>>>

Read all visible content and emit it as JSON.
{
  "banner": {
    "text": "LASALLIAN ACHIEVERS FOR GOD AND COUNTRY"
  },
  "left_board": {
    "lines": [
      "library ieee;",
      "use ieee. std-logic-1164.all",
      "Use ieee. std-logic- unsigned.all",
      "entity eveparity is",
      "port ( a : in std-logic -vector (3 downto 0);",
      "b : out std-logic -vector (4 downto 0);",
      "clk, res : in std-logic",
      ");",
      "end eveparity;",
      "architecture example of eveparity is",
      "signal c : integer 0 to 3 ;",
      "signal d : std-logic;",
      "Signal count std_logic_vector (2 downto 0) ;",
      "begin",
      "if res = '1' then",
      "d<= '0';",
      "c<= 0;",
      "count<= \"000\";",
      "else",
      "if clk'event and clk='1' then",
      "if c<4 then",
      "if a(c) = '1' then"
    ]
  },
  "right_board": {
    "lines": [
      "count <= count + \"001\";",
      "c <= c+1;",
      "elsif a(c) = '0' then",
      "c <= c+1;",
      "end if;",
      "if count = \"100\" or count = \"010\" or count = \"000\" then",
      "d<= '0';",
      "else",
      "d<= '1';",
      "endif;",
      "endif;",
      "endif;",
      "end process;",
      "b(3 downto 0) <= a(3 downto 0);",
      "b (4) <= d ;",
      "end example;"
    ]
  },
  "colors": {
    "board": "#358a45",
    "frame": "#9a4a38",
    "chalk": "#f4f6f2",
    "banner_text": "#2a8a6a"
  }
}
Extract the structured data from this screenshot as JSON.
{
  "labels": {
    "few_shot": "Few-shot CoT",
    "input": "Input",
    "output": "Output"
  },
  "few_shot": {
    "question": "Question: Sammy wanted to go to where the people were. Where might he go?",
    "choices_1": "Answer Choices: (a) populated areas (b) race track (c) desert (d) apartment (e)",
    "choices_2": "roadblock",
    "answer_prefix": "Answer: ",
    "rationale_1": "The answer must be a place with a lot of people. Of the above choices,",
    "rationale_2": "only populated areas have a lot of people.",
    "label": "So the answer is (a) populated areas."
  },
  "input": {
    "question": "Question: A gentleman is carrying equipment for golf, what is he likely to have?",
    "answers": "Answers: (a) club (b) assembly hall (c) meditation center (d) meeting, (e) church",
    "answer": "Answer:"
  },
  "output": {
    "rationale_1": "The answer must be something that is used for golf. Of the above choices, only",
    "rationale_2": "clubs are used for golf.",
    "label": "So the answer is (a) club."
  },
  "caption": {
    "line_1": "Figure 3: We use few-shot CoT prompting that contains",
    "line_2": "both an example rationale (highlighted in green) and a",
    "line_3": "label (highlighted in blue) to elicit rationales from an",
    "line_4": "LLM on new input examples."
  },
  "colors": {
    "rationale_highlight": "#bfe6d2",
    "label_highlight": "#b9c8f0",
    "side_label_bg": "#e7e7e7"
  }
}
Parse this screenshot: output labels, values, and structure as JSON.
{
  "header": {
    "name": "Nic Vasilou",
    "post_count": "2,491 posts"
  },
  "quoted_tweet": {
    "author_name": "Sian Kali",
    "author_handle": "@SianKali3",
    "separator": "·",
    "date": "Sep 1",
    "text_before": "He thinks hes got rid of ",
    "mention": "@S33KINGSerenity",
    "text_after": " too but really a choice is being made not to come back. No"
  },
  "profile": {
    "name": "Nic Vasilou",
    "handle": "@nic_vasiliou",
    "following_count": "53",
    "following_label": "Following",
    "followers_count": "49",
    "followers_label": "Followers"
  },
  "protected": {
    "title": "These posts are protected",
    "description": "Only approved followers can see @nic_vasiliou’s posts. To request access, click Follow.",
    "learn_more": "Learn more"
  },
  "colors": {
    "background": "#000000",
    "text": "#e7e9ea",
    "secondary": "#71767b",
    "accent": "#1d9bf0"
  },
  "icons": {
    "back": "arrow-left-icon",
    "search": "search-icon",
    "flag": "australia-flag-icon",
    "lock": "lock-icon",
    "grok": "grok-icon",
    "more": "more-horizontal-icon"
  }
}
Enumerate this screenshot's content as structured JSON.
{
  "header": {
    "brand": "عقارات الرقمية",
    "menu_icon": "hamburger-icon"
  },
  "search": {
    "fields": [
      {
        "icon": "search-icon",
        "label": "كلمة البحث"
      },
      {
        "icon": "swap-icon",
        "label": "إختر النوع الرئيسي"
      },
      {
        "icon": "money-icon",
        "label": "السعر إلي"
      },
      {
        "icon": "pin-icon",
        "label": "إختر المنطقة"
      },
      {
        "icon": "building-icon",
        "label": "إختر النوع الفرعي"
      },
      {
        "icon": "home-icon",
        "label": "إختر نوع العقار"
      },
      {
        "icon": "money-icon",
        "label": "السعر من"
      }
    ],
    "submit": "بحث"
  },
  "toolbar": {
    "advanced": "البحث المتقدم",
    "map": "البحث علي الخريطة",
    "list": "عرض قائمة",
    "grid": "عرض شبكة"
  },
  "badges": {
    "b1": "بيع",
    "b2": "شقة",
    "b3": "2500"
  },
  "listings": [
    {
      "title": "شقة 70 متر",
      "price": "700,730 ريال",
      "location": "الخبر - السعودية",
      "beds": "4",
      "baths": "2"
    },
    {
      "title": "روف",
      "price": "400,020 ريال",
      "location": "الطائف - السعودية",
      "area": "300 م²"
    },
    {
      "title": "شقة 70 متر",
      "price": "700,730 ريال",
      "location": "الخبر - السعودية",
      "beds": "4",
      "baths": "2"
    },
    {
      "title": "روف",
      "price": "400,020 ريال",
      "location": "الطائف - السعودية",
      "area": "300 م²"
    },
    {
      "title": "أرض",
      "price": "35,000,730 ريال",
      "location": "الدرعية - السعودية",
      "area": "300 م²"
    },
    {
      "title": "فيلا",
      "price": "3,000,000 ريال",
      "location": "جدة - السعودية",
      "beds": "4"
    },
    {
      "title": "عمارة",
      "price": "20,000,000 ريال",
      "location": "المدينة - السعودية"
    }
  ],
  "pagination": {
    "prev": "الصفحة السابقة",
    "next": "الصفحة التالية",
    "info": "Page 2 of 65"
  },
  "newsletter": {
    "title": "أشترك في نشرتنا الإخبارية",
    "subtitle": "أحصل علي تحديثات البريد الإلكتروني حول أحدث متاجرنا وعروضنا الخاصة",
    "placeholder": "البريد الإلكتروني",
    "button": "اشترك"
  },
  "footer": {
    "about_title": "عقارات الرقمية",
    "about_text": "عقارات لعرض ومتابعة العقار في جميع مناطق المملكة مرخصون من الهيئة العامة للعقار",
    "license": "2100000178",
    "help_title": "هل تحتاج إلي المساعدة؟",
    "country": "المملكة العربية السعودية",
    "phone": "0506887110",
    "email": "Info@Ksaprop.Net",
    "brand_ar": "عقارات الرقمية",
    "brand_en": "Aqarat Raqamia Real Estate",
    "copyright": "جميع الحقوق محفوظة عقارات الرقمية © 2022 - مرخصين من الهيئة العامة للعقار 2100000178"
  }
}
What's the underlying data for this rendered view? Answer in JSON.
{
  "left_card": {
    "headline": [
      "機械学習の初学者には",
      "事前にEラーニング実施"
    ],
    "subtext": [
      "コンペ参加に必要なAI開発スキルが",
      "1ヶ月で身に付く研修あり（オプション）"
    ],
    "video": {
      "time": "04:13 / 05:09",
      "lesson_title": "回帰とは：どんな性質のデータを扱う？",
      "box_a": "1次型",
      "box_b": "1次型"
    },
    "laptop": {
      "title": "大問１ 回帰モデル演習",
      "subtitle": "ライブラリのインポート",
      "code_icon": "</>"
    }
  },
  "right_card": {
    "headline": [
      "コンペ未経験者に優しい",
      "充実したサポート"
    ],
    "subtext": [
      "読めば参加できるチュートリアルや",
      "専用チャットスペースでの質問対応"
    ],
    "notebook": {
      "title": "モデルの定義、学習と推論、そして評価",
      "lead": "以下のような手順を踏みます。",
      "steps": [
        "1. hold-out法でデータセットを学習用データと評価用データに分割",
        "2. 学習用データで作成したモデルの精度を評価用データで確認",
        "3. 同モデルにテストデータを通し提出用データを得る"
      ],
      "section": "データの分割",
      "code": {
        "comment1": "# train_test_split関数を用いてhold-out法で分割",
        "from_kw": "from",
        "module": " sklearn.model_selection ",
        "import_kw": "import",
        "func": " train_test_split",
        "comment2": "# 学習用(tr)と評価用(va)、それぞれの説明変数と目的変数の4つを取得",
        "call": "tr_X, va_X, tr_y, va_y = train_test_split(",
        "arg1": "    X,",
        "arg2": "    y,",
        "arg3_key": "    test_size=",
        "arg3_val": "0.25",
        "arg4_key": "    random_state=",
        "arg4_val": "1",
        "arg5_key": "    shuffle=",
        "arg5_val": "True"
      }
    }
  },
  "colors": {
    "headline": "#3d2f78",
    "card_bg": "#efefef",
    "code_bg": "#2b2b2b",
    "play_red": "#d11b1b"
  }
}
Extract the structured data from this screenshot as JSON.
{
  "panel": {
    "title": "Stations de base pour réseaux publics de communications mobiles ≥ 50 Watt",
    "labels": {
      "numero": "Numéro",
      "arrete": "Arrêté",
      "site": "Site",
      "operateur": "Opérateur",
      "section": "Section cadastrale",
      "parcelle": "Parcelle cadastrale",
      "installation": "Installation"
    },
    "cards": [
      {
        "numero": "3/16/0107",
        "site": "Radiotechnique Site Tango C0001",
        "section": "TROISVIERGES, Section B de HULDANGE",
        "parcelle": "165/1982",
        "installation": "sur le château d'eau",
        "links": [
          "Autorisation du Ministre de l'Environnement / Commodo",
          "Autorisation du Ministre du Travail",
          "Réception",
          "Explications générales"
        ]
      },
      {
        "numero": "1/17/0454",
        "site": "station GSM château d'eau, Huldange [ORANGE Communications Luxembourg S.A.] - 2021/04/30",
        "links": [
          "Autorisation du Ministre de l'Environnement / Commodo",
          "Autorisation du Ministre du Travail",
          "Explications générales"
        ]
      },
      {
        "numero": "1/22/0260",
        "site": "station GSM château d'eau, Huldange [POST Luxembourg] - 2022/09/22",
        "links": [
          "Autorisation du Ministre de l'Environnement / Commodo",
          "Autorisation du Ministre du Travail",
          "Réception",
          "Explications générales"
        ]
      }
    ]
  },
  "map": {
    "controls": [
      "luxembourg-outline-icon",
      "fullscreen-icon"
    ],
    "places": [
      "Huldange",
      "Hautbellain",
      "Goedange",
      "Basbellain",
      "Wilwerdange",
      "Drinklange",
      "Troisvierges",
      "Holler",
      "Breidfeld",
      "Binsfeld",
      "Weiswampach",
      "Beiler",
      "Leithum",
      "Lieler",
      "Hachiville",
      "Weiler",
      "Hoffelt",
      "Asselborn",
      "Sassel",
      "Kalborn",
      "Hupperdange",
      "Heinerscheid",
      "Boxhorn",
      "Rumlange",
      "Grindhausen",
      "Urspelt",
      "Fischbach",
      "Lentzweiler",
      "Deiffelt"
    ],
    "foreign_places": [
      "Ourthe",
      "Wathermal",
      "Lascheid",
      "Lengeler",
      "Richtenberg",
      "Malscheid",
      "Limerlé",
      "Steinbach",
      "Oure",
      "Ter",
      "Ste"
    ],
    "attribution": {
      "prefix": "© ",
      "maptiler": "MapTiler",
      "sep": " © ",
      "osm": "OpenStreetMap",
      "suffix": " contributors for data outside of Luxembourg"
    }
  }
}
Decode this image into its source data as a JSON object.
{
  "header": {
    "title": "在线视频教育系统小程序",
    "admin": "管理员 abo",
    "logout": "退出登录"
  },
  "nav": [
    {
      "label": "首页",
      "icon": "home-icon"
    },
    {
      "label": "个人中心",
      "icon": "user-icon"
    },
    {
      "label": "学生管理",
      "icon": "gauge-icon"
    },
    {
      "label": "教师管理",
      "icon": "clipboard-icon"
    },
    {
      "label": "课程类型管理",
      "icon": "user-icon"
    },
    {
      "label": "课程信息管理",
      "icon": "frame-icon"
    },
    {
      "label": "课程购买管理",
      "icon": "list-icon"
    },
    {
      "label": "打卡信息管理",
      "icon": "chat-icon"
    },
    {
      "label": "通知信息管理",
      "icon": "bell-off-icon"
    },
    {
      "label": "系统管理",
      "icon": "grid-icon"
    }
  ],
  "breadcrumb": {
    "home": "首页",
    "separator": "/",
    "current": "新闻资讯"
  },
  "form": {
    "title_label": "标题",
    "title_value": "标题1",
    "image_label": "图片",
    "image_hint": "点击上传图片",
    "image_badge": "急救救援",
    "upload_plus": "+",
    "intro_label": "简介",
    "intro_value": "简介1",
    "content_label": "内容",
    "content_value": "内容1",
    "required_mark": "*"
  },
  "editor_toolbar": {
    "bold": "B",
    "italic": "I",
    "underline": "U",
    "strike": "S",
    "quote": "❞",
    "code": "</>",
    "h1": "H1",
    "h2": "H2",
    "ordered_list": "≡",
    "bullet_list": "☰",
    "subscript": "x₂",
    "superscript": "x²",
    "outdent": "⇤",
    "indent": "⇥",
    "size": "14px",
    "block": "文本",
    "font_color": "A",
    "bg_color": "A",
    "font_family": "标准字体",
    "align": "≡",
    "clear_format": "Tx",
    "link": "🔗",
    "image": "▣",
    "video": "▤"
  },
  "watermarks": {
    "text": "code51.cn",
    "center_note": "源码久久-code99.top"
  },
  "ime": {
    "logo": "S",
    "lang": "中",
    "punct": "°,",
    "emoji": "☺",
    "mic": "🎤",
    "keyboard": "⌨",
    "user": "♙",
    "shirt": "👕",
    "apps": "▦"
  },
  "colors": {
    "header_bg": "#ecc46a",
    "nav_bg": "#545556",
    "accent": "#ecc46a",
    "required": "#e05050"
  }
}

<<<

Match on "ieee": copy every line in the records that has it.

Exercise result:
      "library ieee;",
      "use ieee. std-logic-1164.all",
      "Use ieee. std-logic- unsigned.all",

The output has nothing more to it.